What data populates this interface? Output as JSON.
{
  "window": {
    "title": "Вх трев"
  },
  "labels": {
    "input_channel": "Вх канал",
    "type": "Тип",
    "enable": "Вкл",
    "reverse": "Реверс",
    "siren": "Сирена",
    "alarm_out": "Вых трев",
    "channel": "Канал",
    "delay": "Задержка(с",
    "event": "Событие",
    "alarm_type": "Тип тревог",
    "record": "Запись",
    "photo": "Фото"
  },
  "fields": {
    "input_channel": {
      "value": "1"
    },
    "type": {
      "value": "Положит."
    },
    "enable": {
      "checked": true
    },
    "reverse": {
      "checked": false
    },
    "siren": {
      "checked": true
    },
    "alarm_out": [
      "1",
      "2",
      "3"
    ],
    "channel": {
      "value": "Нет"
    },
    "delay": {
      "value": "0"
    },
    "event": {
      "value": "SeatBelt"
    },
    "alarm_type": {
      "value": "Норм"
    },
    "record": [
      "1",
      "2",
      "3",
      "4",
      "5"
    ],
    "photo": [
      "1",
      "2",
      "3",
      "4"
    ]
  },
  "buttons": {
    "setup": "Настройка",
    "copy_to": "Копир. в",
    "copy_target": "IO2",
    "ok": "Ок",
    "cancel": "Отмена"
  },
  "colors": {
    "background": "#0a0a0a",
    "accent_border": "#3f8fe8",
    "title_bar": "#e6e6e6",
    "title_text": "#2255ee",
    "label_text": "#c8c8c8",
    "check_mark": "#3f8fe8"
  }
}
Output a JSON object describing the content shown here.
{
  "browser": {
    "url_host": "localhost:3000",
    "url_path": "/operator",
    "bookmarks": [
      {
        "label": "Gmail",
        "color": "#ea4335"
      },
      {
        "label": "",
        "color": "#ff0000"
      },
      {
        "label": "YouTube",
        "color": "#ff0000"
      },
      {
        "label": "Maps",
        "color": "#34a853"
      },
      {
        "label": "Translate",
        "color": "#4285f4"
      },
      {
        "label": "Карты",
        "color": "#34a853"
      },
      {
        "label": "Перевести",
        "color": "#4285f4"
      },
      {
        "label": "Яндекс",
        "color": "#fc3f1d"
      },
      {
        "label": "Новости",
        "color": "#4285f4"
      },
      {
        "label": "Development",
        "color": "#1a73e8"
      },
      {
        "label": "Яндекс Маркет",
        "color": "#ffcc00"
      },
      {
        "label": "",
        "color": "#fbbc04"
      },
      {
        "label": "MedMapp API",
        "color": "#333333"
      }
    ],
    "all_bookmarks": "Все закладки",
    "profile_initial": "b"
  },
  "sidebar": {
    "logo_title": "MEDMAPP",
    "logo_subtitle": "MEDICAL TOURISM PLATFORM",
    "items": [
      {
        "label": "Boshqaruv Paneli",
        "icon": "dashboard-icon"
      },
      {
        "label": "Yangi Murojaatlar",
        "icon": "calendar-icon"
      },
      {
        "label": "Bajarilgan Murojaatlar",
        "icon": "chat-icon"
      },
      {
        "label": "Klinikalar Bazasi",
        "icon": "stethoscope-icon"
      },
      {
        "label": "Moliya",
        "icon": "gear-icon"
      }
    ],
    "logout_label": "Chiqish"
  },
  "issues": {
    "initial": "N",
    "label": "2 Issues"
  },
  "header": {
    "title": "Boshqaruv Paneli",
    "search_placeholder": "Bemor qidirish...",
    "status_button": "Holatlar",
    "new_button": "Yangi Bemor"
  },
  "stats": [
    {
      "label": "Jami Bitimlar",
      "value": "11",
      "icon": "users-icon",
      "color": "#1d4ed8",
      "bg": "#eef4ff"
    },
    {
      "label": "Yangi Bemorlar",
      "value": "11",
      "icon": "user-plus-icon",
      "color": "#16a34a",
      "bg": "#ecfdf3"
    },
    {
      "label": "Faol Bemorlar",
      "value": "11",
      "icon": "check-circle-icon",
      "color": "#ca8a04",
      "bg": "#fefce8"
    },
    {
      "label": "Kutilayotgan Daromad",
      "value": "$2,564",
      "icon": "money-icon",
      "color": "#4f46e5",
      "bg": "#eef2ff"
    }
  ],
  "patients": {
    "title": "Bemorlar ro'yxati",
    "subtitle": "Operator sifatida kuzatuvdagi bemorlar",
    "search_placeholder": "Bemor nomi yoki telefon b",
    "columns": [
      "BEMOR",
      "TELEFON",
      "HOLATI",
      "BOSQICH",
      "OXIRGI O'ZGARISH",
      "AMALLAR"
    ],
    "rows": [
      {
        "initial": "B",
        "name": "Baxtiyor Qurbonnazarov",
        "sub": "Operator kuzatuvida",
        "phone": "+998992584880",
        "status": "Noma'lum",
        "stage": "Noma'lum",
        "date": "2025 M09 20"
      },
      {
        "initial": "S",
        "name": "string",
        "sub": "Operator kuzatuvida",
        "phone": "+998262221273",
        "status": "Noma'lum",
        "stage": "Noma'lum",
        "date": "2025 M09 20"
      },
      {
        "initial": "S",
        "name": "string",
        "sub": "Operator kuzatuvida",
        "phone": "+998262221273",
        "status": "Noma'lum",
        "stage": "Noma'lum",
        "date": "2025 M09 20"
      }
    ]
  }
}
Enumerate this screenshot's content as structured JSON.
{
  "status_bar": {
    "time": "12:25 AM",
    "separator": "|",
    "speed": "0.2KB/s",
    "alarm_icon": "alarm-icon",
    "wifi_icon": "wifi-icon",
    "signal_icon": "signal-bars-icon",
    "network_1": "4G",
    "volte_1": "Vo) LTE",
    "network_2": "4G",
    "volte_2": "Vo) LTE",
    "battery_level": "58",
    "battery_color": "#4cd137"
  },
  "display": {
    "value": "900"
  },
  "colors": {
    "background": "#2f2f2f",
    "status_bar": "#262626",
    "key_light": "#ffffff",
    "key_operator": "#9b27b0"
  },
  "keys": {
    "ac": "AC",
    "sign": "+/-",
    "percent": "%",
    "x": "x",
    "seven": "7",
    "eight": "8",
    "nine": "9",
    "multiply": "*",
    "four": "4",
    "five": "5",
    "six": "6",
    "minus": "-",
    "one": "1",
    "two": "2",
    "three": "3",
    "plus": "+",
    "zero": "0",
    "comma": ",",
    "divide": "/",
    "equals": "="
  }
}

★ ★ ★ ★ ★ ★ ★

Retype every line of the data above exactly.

What data populates this interface? Output as JSON.
{
  "window": {
    "title": "Вх трев"
  },
  "labels": {
    "input_channel": "Вх канал",
    "type": "Тип",
    "enable": "Вкл",
    "reverse": "Реверс",
    "siren": "Сирена",
    "alarm_out": "Вых трев",
    "channel": "Канал",
    "delay": "Задержка(с",
    "event": "Событие",
    "alarm_type": "Тип тревог",
    "record": "Запись",
    "photo": "Фото"
  },
  "fields": {
    "input_channel": {
      "value": "1"
    },
    "type": {
      "value": "Положит."
    },
    "enable": {
      "checked": true
    },
    "reverse": {
      "checked": false
    },
    "siren": {
      "checked": true
    },
    "alarm_out": [
      "1",
      "2",
      "3"
    ],
    "channel": {
      "value": "Нет"
    },
    "delay": {
      "value": "0"
    },
    "event": {
      "value": "SeatBelt"
    },
    "alarm_type": {
      "value": "Норм"
    },
    "record": [
      "1",
      "2",
      "3",
      "4",
      "5"
    ],
    "photo": [
      "1",
      "2",
      "3",
      "4"
    ]
  },
  "buttons": {
    "setup": "Настройка",
    "copy_to": "Копир. в",
    "copy_target": "IO2",
    "ok": "Ок",
    "cancel": "Отмена"
  },
  "colors": {
    "background": "#0a0a0a",
    "accent_border": "#3f8fe8",
    "title_bar": "#e6e6e6",
    "title_text": "#2255ee",
    "label_text": "#c8c8c8",
    "check_mark": "#3f8fe8"
  }
}
Output a JSON object describing the content shown here.
{
  "browser": {
    "url_host": "localhost:3000",
    "url_path": "/operator",
    "bookmarks": [
      {
        "label": "Gmail",
        "color": "#ea4335"
      },
      {
        "label": "",
        "color": "#ff0000"
      },
      {
        "label": "YouTube",
        "color": "#ff0000"
      },
      {
        "label": "Maps",
        "color": "#34a853"
      },
      {
        "label": "Translate",
        "color": "#4285f4"
      },
      {
        "label": "Карты",
        "color": "#34a853"
      },
      {
        "label": "Перевести",
        "color": "#4285f4"
      },
      {
        "label": "Яндекс",
        "color": "#fc3f1d"
      },
      {
        "label": "Новости",
        "color": "#4285f4"
      },
      {
        "label": "Development",
        "color": "#1a73e8"
      },
      {
        "label": "Яндекс Маркет",
        "color": "#ffcc00"
      },
      {
        "label": "",
        "color": "#fbbc04"
      },
      {
        "label": "MedMapp API",
        "color": "#333333"
      }
    ],
    "all_bookmarks": "Все закладки",
    "profile_initial": "b"
  },
  "sidebar": {
    "logo_title": "MEDMAPP",
    "logo_subtitle": "MEDICAL TOURISM PLATFORM",
    "items": [
      {
        "label": "Boshqaruv Paneli",
        "icon": "dashboard-icon"
      },
      {
        "label": "Yangi Murojaatlar",
        "icon": "calendar-icon"
      },
      {
        "label": "Bajarilgan Murojaatlar",
        "icon": "chat-icon"
      },
      {
        "label": "Klinikalar Bazasi",
        "icon": "stethoscope-icon"
      },
      {
        "label": "Moliya",
        "icon": "gear-icon"
      }
    ],
    "logout_label": "Chiqish"
  },
  "issues": {
    "initial": "N",
    "label": "2 Issues"
  },
  "header": {
    "title": "Boshqaruv Paneli",
    "search_placeholder": "Bemor qidirish...",
    "status_button": "Holatlar",
    "new_button": "Yangi Bemor"
  },
  "stats": [
    {
      "label": "Jami Bitimlar",
      "value": "11",
      "icon": "users-icon",
      "color": "#1d4ed8",
      "bg": "#eef4ff"
    },
    {
      "label": "Yangi Bemorlar",
      "value": "11",
      "icon": "user-plus-icon",
      "color": "#16a34a",
      "bg": "#ecfdf3"
    },
    {
      "label": "Faol Bemorlar",
      "value": "11",
      "icon": "check-circle-icon",
      "color": "#ca8a04",
      "bg": "#fefce8"
    },
    {
      "label": "Kutilayotgan Daromad",
      "value": "$2,564",
      "icon": "money-icon",
      "color": "#4f46e5",
      "bg": "#eef2ff"
    }
  ],
  "patients": {
    "title": "Bemorlar ro'yxati",
    "subtitle": "Operator sifatida kuzatuvdagi bemorlar",
    "search_placeholder": "Bemor nomi yoki telefon b",
    "columns": [
      "BEMOR",
      "TELEFON",
      "HOLATI",
      "BOSQICH",
      "OXIRGI O'ZGARISH",
      "AMALLAR"
    ],
    "rows": [
      {
        "initial": "B",
        "name": "Baxtiyor Qurbonnazarov",
        "sub": "Operator kuzatuvida",
        "phone": "+998992584880",
        "status": "Noma'lum",
        "stage": "Noma'lum",
        "date": "2025 M09 20"
      },
      {
        "initial": "S",
        "name": "string",
        "sub": "Operator kuzatuvida",
        "phone": "+998262221273",
        "status": "Noma'lum",
        "stage": "Noma'lum",
        "date": "2025 M09 20"
      },
      {
        "initial": "S",
        "name": "string",
        "sub": "Operator kuzatuvida",
        "phone": "+998262221273",
        "status": "Noma'lum",
        "stage": "Noma'lum",
        "date": "2025 M09 20"
      }
    ]
  }
}
Enumerate this screenshot's content as structured JSON.
{
  "status_bar": {
    "time": "12:25 AM",
    "separator": "|",
    "speed": "0.2KB/s",
    "alarm_icon": "alarm-icon",
    "wifi_icon": "wifi-icon",
    "signal_icon": "signal-bars-icon",
    "network_1": "4G",
    "volte_1": "Vo) LTE",
    "network_2": "4G",
    "volte_2": "Vo) LTE",
    "battery_level": "58",
    "battery_color": "#4cd137"
  },
  "display": {
    "value": "900"
  },
  "colors": {
    "background": "#2f2f2f",
    "status_bar": "#262626",
    "key_light": "#ffffff",
    "key_operator": "#9b27b0"
  },
  "keys": {
    "ac": "AC",
    "sign": "+/-",
    "percent": "%",
    "x": "x",
    "seven": "7",
    "eight": "8",
    "nine": "9",
    "multiply": "*",
    "four": "4",
    "five": "5",
    "six": "6",
    "minus": "-",
    "one": "1",
    "two": "2",
    "three": "3",
    "plus": "+",
    "zero": "0",
    "comma": ",",
    "divide": "/",
    "equals": "="
  }
}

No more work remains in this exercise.